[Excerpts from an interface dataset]
——————————

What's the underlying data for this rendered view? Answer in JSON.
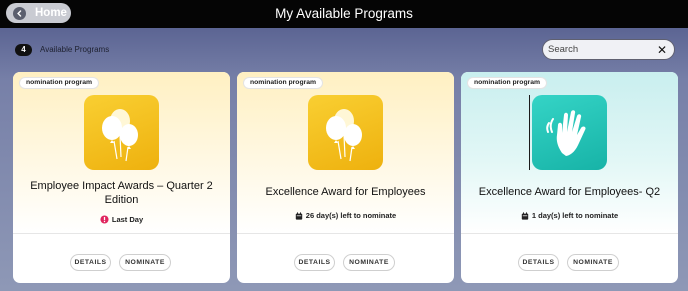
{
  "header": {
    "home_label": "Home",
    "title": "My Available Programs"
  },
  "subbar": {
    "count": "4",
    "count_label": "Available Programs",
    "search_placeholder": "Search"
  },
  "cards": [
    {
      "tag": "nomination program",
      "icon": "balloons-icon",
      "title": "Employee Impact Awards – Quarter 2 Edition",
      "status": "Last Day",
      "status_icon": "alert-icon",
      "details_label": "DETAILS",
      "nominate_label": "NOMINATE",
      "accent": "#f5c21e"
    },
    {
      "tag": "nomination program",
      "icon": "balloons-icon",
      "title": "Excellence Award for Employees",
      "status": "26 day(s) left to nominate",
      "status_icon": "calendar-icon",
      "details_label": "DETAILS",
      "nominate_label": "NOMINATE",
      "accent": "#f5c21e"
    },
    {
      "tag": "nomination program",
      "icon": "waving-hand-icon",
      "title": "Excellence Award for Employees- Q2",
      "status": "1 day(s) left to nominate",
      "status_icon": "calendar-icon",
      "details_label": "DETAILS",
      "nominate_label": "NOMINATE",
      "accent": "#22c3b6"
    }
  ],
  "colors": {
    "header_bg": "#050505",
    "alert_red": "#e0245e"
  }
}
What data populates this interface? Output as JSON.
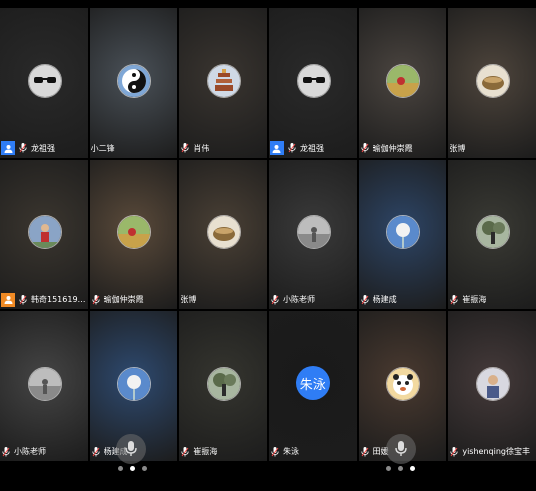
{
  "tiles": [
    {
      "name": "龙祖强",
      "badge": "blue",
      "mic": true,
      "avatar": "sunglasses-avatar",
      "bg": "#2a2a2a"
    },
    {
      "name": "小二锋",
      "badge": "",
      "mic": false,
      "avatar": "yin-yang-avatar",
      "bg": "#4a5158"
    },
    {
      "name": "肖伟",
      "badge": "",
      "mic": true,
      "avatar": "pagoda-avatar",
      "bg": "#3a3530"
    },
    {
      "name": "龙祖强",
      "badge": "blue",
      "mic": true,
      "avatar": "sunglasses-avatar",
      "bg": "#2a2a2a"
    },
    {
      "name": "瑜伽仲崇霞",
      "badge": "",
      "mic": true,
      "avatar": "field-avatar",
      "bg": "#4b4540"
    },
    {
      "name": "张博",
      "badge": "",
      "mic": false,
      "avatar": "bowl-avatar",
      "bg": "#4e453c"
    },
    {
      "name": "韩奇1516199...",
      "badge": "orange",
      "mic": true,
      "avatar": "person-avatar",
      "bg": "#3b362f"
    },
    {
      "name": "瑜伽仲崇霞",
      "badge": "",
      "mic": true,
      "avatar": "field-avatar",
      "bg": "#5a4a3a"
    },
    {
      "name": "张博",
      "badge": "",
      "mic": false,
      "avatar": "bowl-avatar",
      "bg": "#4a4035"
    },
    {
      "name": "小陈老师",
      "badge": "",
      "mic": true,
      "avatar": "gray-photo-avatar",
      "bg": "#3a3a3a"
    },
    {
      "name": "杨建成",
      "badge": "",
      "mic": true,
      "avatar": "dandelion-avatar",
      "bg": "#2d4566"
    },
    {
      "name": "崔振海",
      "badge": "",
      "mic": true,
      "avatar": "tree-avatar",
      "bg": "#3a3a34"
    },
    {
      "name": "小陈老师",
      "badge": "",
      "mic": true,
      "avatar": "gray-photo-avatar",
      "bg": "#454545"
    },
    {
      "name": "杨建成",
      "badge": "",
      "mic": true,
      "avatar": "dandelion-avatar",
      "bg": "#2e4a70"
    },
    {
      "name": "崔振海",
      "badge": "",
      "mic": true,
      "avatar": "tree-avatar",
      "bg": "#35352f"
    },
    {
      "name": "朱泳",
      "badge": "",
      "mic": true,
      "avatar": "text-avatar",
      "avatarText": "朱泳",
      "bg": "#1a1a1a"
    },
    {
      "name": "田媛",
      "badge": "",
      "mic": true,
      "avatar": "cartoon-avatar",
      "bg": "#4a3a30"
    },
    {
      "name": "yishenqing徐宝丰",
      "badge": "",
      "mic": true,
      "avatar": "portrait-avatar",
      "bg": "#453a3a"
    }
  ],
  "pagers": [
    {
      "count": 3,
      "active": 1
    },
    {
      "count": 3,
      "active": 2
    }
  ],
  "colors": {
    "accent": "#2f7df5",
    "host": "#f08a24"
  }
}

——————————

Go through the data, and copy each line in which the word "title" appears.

**COMPLETED TASK:**
    "title": "My Available Programs"
      "title": "Employee Impact Awards – Quarter 2 Edition",
      "title": "Excellence Award for Employees",
      "title": "Excellence Award for Employees- Q2",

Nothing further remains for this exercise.